[EXTRACTED ENTRIES]
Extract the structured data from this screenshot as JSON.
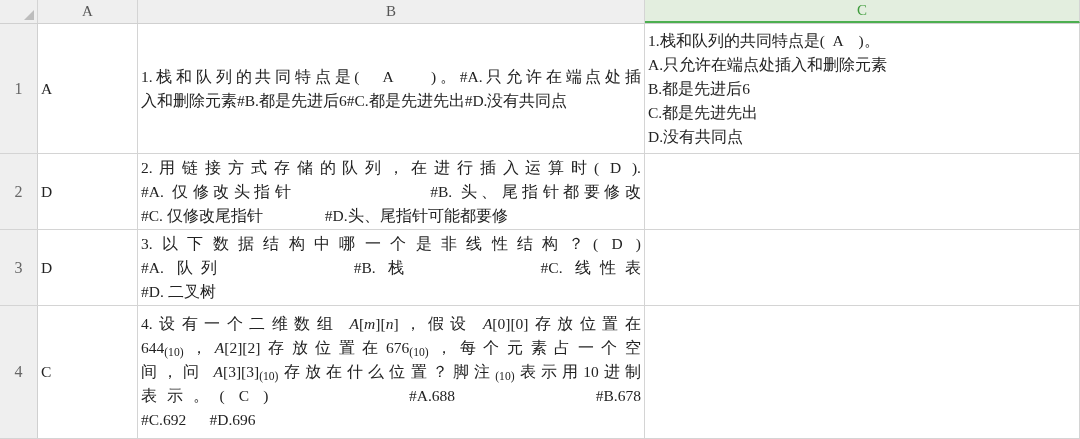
{
  "columns": [
    {
      "label": "A",
      "selected": false
    },
    {
      "label": "B",
      "selected": false
    },
    {
      "label": "C",
      "selected": true
    }
  ],
  "rows": [
    {
      "number": "1",
      "cells": [
        {
          "lines": [
            "A"
          ]
        },
        {
          "lines": [
            "1.栈和队列的共同特点是(   A     )。#A.只允许在端点处插",
            "入和删除元素#B.都是先进后6#C.都是先进先出#D.没有共同点"
          ]
        },
        {
          "lines": [
            "1.栈和队列的共同特点是(  A    )。",
            "A.只允许在端点处插入和删除元素",
            "B.都是先进后6",
            "C.都是先进先出",
            "D.没有共同点"
          ]
        }
      ]
    },
    {
      "number": "2",
      "cells": [
        {
          "lines": [
            "D"
          ]
        },
        {
          "lines": [
            "2.用链接方式存储的队列，在进行插入运算时( D ).",
            "#A. 仅修改头指针                #B. 头、尾指针都要修改",
            "#C. 仅修改尾指针                #D.头、尾指针可能都要修"
          ]
        },
        {}
      ]
    },
    {
      "number": "3",
      "cells": [
        {
          "lines": [
            "D"
          ]
        },
        {
          "lines": [
            "3.以下数据结构中哪一个是非线性结构？( D )",
            "#A. 队列          #B. 栈          #C. 线性表",
            "#D. 二叉树"
          ]
        },
        {}
      ]
    },
    {
      "number": "4",
      "cells": [
        {
          "lines": [
            "C"
          ]
        },
        {
          "lines": [
            "4.设有一个二维数组 *A*[*m*][*n*]，假设 *A*[0][0]存放位置在",
            "644$_{(10)}$，*A*[2][2]存放位置在676$_{(10)}$，每个元素占一个空",
            "间，问 *A*[3][3]$_{(10)}$存放在什么位置？脚注$_{(10)}$表示用10进制",
            "表示。( C )          #A.688          #B.678",
            "#C.692      #D.696"
          ]
        },
        {}
      ]
    }
  ]
}
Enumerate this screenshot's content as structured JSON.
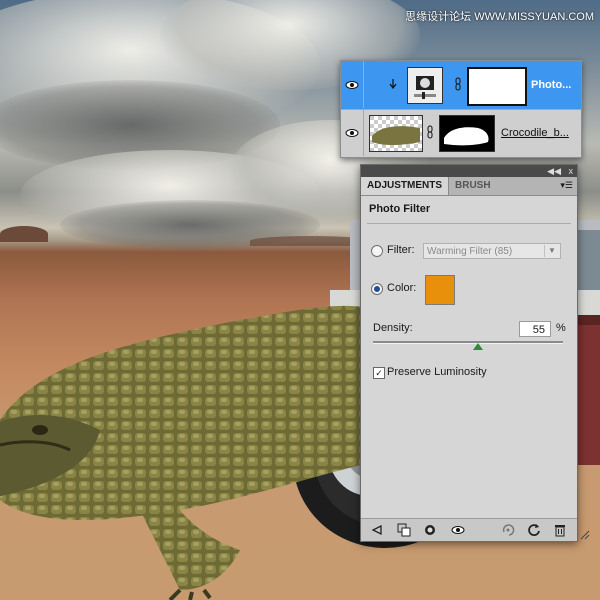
{
  "watermark": "思缘设计论坛 WWW.MISSYUAN.COM",
  "layers": {
    "items": [
      {
        "name": "Photo...",
        "selected": true,
        "icon": "adjustment-layer-icon"
      },
      {
        "name": "Crocodile_b...",
        "selected": false,
        "icon": "crocodile-thumbnail"
      }
    ]
  },
  "adjustments": {
    "tabs": [
      {
        "label": "ADJUSTMENTS",
        "active": true
      },
      {
        "label": "BRUSH",
        "active": false
      }
    ],
    "collapse_glyph": "◀◀",
    "close_glyph": "x",
    "title": "Photo Filter",
    "filter": {
      "label": "Filter:",
      "value": "Warming Filter (85)",
      "selected": false
    },
    "color": {
      "label": "Color:",
      "hex": "#e8900c",
      "selected": true
    },
    "density": {
      "label": "Density:",
      "value": "55",
      "unit": "%",
      "fraction": 0.55
    },
    "preserve_luminosity": {
      "label": "Preserve Luminosity",
      "checked": true
    },
    "footer_icons": [
      "back-arrow-icon",
      "clip-layer-icon",
      "mask-visibility-icon",
      "eye-icon",
      "previous-state-icon",
      "reset-icon",
      "trash-icon"
    ]
  },
  "colors": {
    "selection": "#3d96f0",
    "swatch": "#e8900c",
    "slider_thumb": "#2c8a3a"
  }
}
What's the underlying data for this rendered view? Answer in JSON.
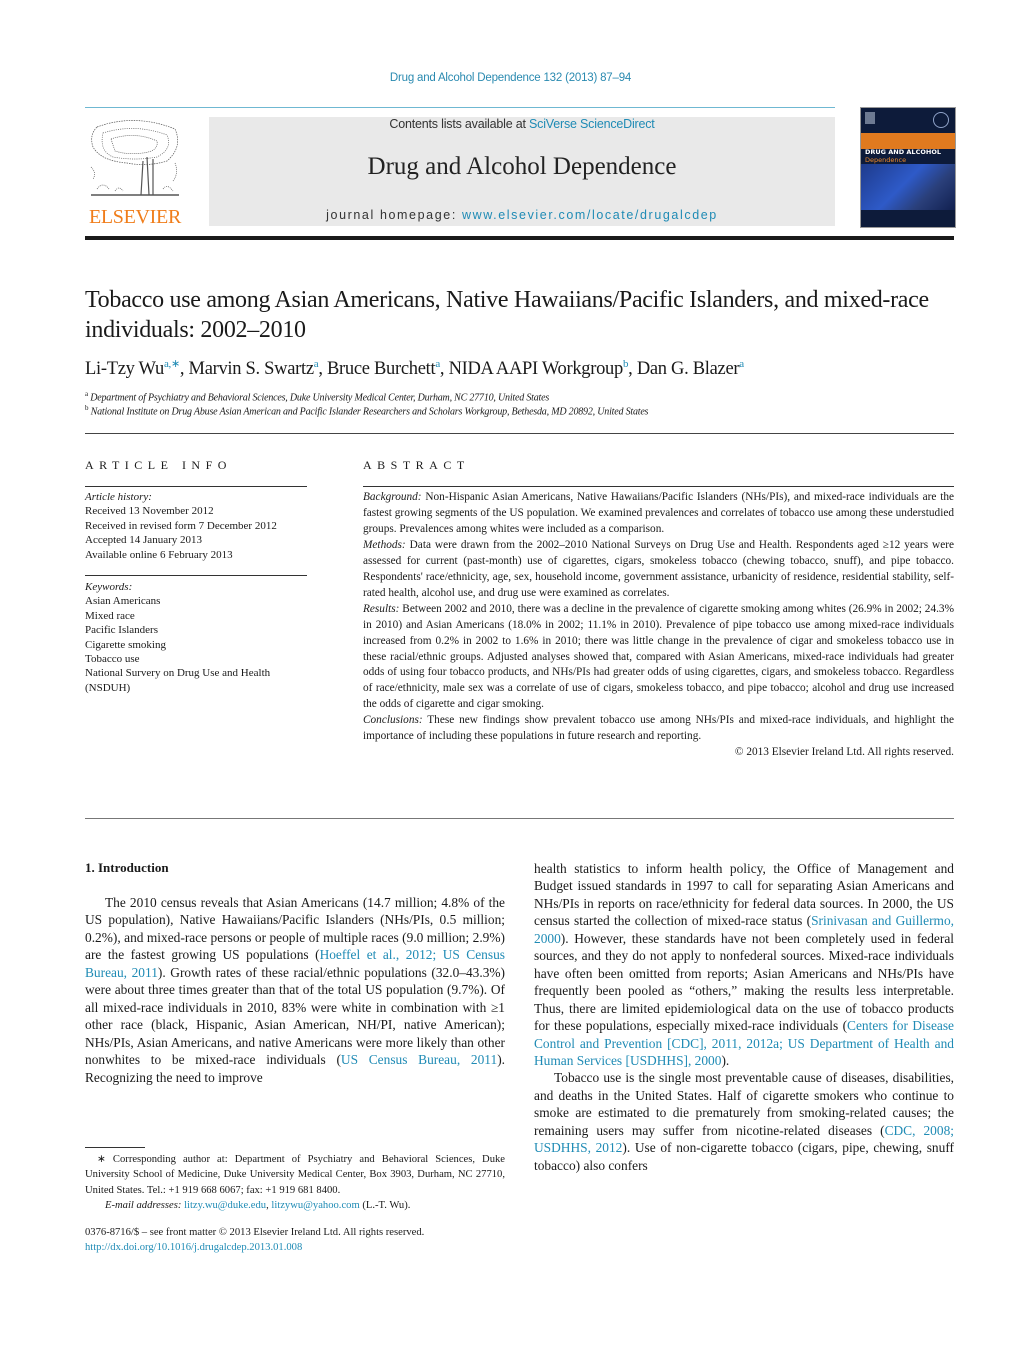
{
  "header": {
    "journal_ref": "Drug and Alcohol Dependence 132 (2013) 87–94",
    "publisher_wordmark": "ELSEVIER",
    "contents_prefix": "Contents lists available at ",
    "contents_link": "SciVerse ScienceDirect",
    "journal_title": "Drug and Alcohol Dependence",
    "homepage_prefix": "journal homepage: ",
    "homepage_link": "www.elsevier.com/locate/drugalcdep",
    "cover": {
      "title": "DRUG AND ALCOHOL",
      "subtitle": "Dependence"
    },
    "colors": {
      "link": "#1f8bb5",
      "elsevier_orange": "#f07d1a",
      "masthead_bg": "#e9e9e9"
    }
  },
  "article": {
    "title": "Tobacco use among Asian Americans, Native Hawaiians/Pacific Islanders, and mixed-race individuals: 2002–2010",
    "authors": [
      {
        "name": "Li-Tzy Wu",
        "sup": "a,∗",
        "sep": ", "
      },
      {
        "name": "Marvin S. Swartz",
        "sup": "a",
        "sep": ", "
      },
      {
        "name": "Bruce Burchett",
        "sup": "a",
        "sep": ", "
      },
      {
        "name": "NIDA AAPI Workgroup",
        "sup": "b",
        "sep": ", "
      },
      {
        "name": "Dan G. Blazer",
        "sup": "a",
        "sep": ""
      }
    ],
    "affiliations": [
      {
        "mark": "a",
        "text": "Department of Psychiatry and Behavioral Sciences, Duke University Medical Center, Durham, NC 27710, United States"
      },
      {
        "mark": "b",
        "text": "National Institute on Drug Abuse Asian American and Pacific Islander Researchers and Scholars Workgroup, Bethesda, MD 20892, United States"
      }
    ]
  },
  "article_info": {
    "heading": "ARTICLE INFO",
    "history_label": "Article history:",
    "history": [
      "Received 13 November 2012",
      "Received in revised form 7 December 2012",
      "Accepted 14 January 2013",
      "Available online 6 February 2013"
    ],
    "keywords_label": "Keywords:",
    "keywords": [
      "Asian Americans",
      "Mixed race",
      "Pacific Islanders",
      "Cigarette smoking",
      "Tobacco use",
      "National Survery on Drug Use and Health",
      "(NSDUH)"
    ]
  },
  "abstract": {
    "heading": "ABSTRACT",
    "background_label": "Background:",
    "background": "Non-Hispanic Asian Americans, Native Hawaiians/Pacific Islanders (NHs/PIs), and mixed-race individuals are the fastest growing segments of the US population. We examined prevalences and correlates of tobacco use among these understudied groups. Prevalences among whites were included as a comparison.",
    "methods_label": "Methods:",
    "methods": "Data were drawn from the 2002–2010 National Surveys on Drug Use and Health. Respondents aged ≥12 years were assessed for current (past-month) use of cigarettes, cigars, smokeless tobacco (chewing tobacco, snuff), and pipe tobacco. Respondents' race/ethnicity, age, sex, household income, government assistance, urbanicity of residence, residential stability, self-rated health, alcohol use, and drug use were examined as correlates.",
    "results_label": "Results:",
    "results": "Between 2002 and 2010, there was a decline in the prevalence of cigarette smoking among whites (26.9% in 2002; 24.3% in 2010) and Asian Americans (18.0% in 2002; 11.1% in 2010). Prevalence of pipe tobacco use among mixed-race individuals increased from 0.2% in 2002 to 1.6% in 2010; there was little change in the prevalence of cigar and smokeless tobacco use in these racial/ethnic groups. Adjusted analyses showed that, compared with Asian Americans, mixed-race individuals had greater odds of using four tobacco products, and NHs/PIs had greater odds of using cigarettes, cigars, and smokeless tobacco. Regardless of race/ethnicity, male sex was a correlate of use of cigars, smokeless tobacco, and pipe tobacco; alcohol and drug use increased the odds of cigarette and cigar smoking.",
    "conclusions_label": "Conclusions:",
    "conclusions": "These new findings show prevalent tobacco use among NHs/PIs and mixed-race individuals, and highlight the importance of including these populations in future research and reporting.",
    "copyright": "© 2013 Elsevier Ireland Ltd. All rights reserved."
  },
  "body": {
    "intro_heading": "1.  Introduction",
    "left_p1": [
      {
        "t": "The 2010 census reveals that Asian Americans (14.7 million; 4.8% of the US population), Native Hawaiians/Pacific Islanders (NHs/PIs, 0.5 million; 0.2%), and mixed-race persons or people of multiple races (9.0 million; 2.9%) are the fastest growing US populations ("
      },
      {
        "t": "Hoeffel et al., 2012; US Census Bureau, 2011",
        "link": true
      },
      {
        "t": "). Growth rates of these racial/ethnic populations (32.0–43.3%) were about three times greater than that of the total US population (9.7%). Of all mixed-race individuals in 2010, 83% were white in combination with ≥1 other race (black, Hispanic, Asian American, NH/PI, native American); NHs/PIs, Asian Americans, and native Americans were more likely than other nonwhites to be mixed-race individuals ("
      },
      {
        "t": "US Census Bureau, 2011",
        "link": true
      },
      {
        "t": "). Recognizing the need to improve"
      }
    ],
    "right_p1": [
      {
        "t": "health statistics to inform health policy, the Office of Management and Budget issued standards in 1997 to call for separating Asian Americans and NHs/PIs in reports on race/ethnicity for federal data sources. In 2000, the US census started the collection of mixed-race status ("
      },
      {
        "t": "Srinivasan and Guillermo, 2000",
        "link": true
      },
      {
        "t": "). However, these standards have not been completely used in federal sources, and they do not apply to nonfederal sources. Mixed-race individuals have often been omitted from reports; Asian Americans and NHs/PIs have frequently been pooled as “others,” making the results less interpretable. Thus, there are limited epidemiological data on the use of tobacco products for these populations, especially mixed-race individuals ("
      },
      {
        "t": "Centers for Disease Control and Prevention [CDC], 2011, 2012a; US Department of Health and Human Services [USDHHS], 2000",
        "link": true
      },
      {
        "t": ")."
      }
    ],
    "right_p2": [
      {
        "t": "Tobacco use is the single most preventable cause of diseases, disabilities, and deaths in the United States. Half of cigarette smokers who continue to smoke are estimated to die prematurely from smoking-related causes; the remaining users may suffer from nicotine-related diseases ("
      },
      {
        "t": "CDC, 2008; USDHHS, 2012",
        "link": true
      },
      {
        "t": "). Use of non-cigarette tobacco (cigars, pipe, chewing, snuff tobacco) also confers"
      }
    ]
  },
  "footnote": {
    "corresponding": "∗ Corresponding author at: Department of Psychiatry and Behavioral Sciences, Duke University School of Medicine, Duke University Medical Center, Box 3903, Durham, NC 27710, United States. Tel.: +1 919 668 6067; fax: +1 919 681 8400.",
    "email_label": "E-mail addresses:",
    "email_1": "litzy.wu@duke.edu",
    "email_2": "litzywu@yahoo.com",
    "email_suffix": " (L.-T. Wu).",
    "issn_line": "0376-8716/$ – see front matter © 2013 Elsevier Ireland Ltd. All rights reserved.",
    "doi": "http://dx.doi.org/10.1016/j.drugalcdep.2013.01.008"
  }
}
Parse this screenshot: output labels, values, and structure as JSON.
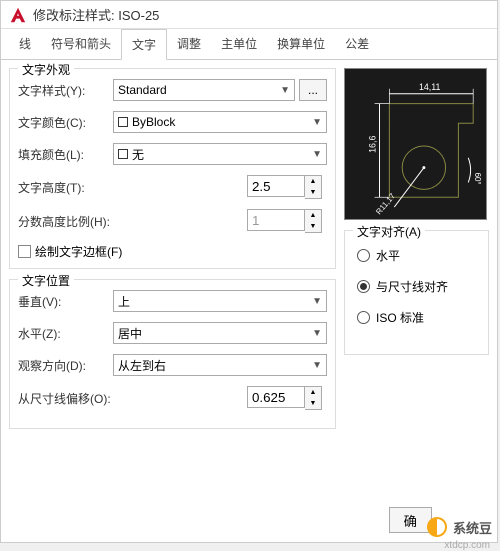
{
  "window": {
    "title": "修改标注样式: ISO-25"
  },
  "tabs": [
    "线",
    "符号和箭头",
    "文字",
    "调整",
    "主单位",
    "换算单位",
    "公差"
  ],
  "active_tab_index": 2,
  "appearance": {
    "title": "文字外观",
    "style_label": "文字样式(Y):",
    "style_value": "Standard",
    "color_label": "文字颜色(C):",
    "color_value": "ByBlock",
    "fill_label": "填充颜色(L):",
    "fill_value": "无",
    "height_label": "文字高度(T):",
    "height_value": "2.5",
    "fraction_label": "分数高度比例(H):",
    "fraction_value": "1",
    "frame_label": "绘制文字边框(F)"
  },
  "position": {
    "title": "文字位置",
    "vertical_label": "垂直(V):",
    "vertical_value": "上",
    "horizontal_label": "水平(Z):",
    "horizontal_value": "居中",
    "view_label": "观察方向(D):",
    "view_value": "从左到右",
    "offset_label": "从尺寸线偏移(O):",
    "offset_value": "0.625"
  },
  "alignment": {
    "title": "文字对齐(A)",
    "options": [
      "水平",
      "与尺寸线对齐",
      "ISO 标准"
    ],
    "selected_index": 1
  },
  "preview": {
    "dim1": "14,11",
    "dim2": "16,6",
    "dim3": "R11,17",
    "dim4": "60°"
  },
  "watermark": {
    "text": "系统豆",
    "url": "xtdcp.com"
  }
}
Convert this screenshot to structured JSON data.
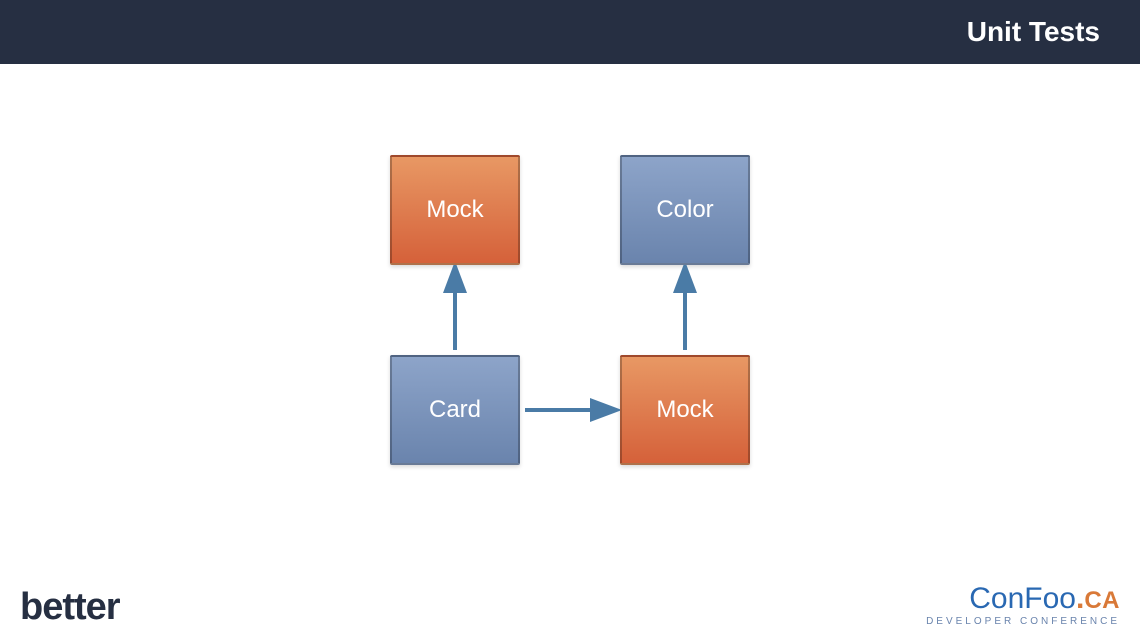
{
  "header": {
    "title": "Unit Tests"
  },
  "diagram": {
    "boxes": {
      "top_left": {
        "label": "Mock",
        "color": "orange"
      },
      "top_right": {
        "label": "Color",
        "color": "blue"
      },
      "bottom_left": {
        "label": "Card",
        "color": "blue"
      },
      "bottom_right": {
        "label": "Mock",
        "color": "orange"
      }
    },
    "arrows": [
      {
        "from": "bottom_left",
        "to": "top_left",
        "direction": "up"
      },
      {
        "from": "bottom_left",
        "to": "bottom_right",
        "direction": "right"
      },
      {
        "from": "bottom_right",
        "to": "top_right",
        "direction": "up"
      }
    ],
    "arrow_color": "#4a7ba6"
  },
  "footer": {
    "left_logo": "better",
    "right_logo": {
      "part1": "Con",
      "part2": "Foo",
      "dot": ".",
      "part3": "CA",
      "subtitle": "DEVELOPER CONFERENCE"
    }
  }
}
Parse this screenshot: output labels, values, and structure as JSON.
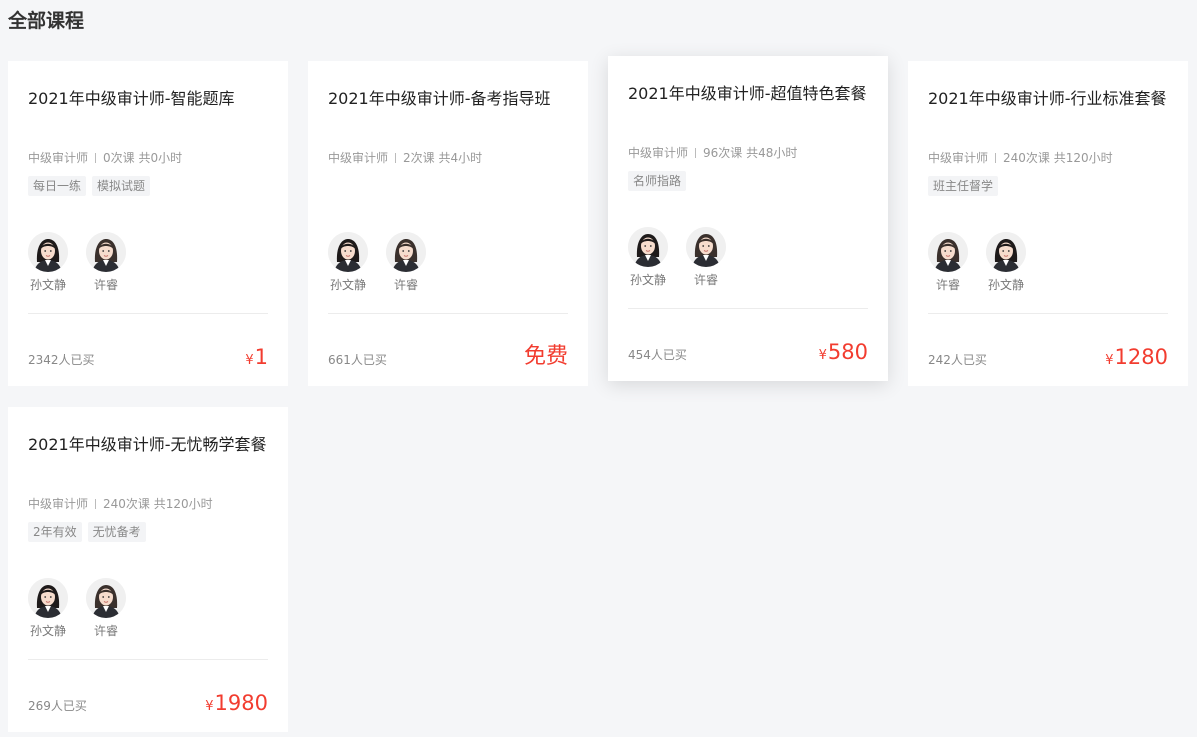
{
  "page": {
    "title": "全部课程"
  },
  "courses": [
    {
      "title": "2021年中级审计师-智能题库",
      "category": "中级审计师",
      "lessons": "0次课 共0小时",
      "tags": [
        "每日一练",
        "模拟试题"
      ],
      "teachers": [
        "孙文静",
        "许睿"
      ],
      "sold": "2342人已买",
      "currency": "¥",
      "price": "1",
      "hovered": false
    },
    {
      "title": "2021年中级审计师-备考指导班",
      "category": "中级审计师",
      "lessons": "2次课 共4小时",
      "tags": [],
      "teachers": [
        "孙文静",
        "许睿"
      ],
      "sold": "661人已买",
      "currency": "",
      "price": "免费",
      "hovered": false
    },
    {
      "title": "2021年中级审计师-超值特色套餐",
      "category": "中级审计师",
      "lessons": "96次课 共48小时",
      "tags": [
        "名师指路"
      ],
      "teachers": [
        "孙文静",
        "许睿"
      ],
      "sold": "454人已买",
      "currency": "¥",
      "price": "580",
      "hovered": true
    },
    {
      "title": "2021年中级审计师-行业标准套餐",
      "category": "中级审计师",
      "lessons": "240次课 共120小时",
      "tags": [
        "班主任督学"
      ],
      "teachers": [
        "许睿",
        "孙文静"
      ],
      "sold": "242人已买",
      "currency": "¥",
      "price": "1280",
      "hovered": false
    },
    {
      "title": "2021年中级审计师-无忧畅学套餐",
      "category": "中级审计师",
      "lessons": "240次课 共120小时",
      "tags": [
        "2年有效",
        "无忧备考"
      ],
      "teachers": [
        "孙文静",
        "许睿"
      ],
      "sold": "269人已买",
      "currency": "¥",
      "price": "1980",
      "hovered": false
    }
  ]
}
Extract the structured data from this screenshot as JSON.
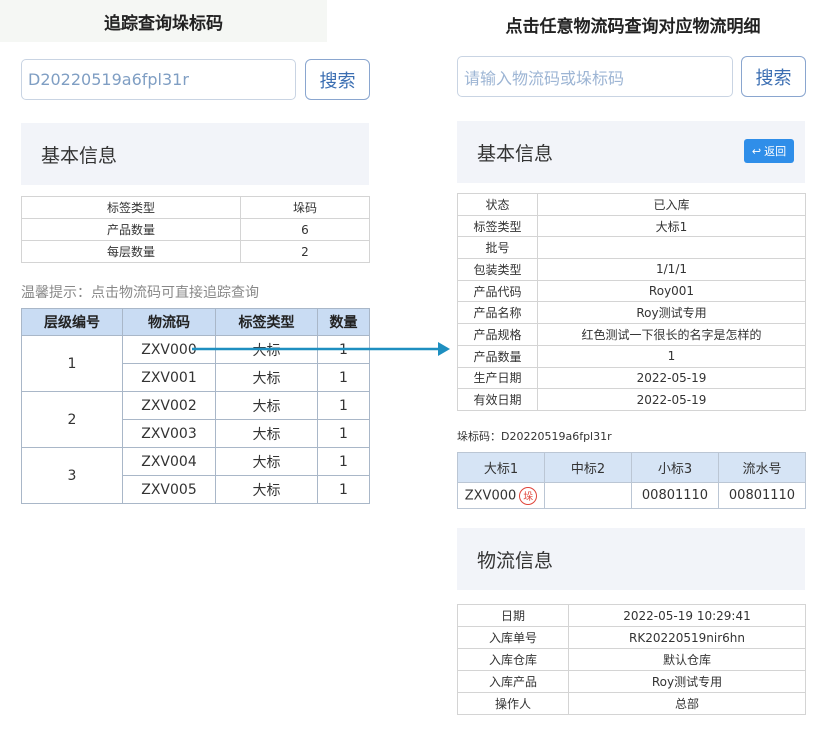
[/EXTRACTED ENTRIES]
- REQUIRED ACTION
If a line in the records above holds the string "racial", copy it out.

- TASK RESULT
    "results": "Between 2002 and 2010, there was a decline in the prevalence of cigarette smoking among whites (26.9% in 2002; 24.3% in 2010) and Asian Americans (18.0% in 2002; 11.1% in 2010). Prevalence of pipe tobacco use among mixed-race individuals increased from 0.2% in 2002 to 1.6% in 2010; there was little change in the prevalence of cigar and smokeless tobacco use in these racial/ethnic groups. Adjusted analyses showed that, compared with Asian Americans, mixed-race individuals had greater odds of using four tobacco products, and NHs/PIs had greater odds of using cigarettes, cigars, and smokeless tobacco. Regardless of race/ethnicity, male sex was a correlate of use of cigars, smokeless tobacco, and pipe tobacco; alcohol and drug use increased the odds of cigarette and cigar smoking.",
        "t": "). Growth rates of these racial/ethnic populations (32.0–43.3%) were about three times greater than that of the total US population (9.7%). Of all mixed-race individuals in 2010, 83% were white in combination with ≥1 other race (black, Hispanic, Asian American, NH/PI, native American); NHs/PIs, Asian Americans, and native Americans were more likely than other nonwhites to be mixed-race individuals ("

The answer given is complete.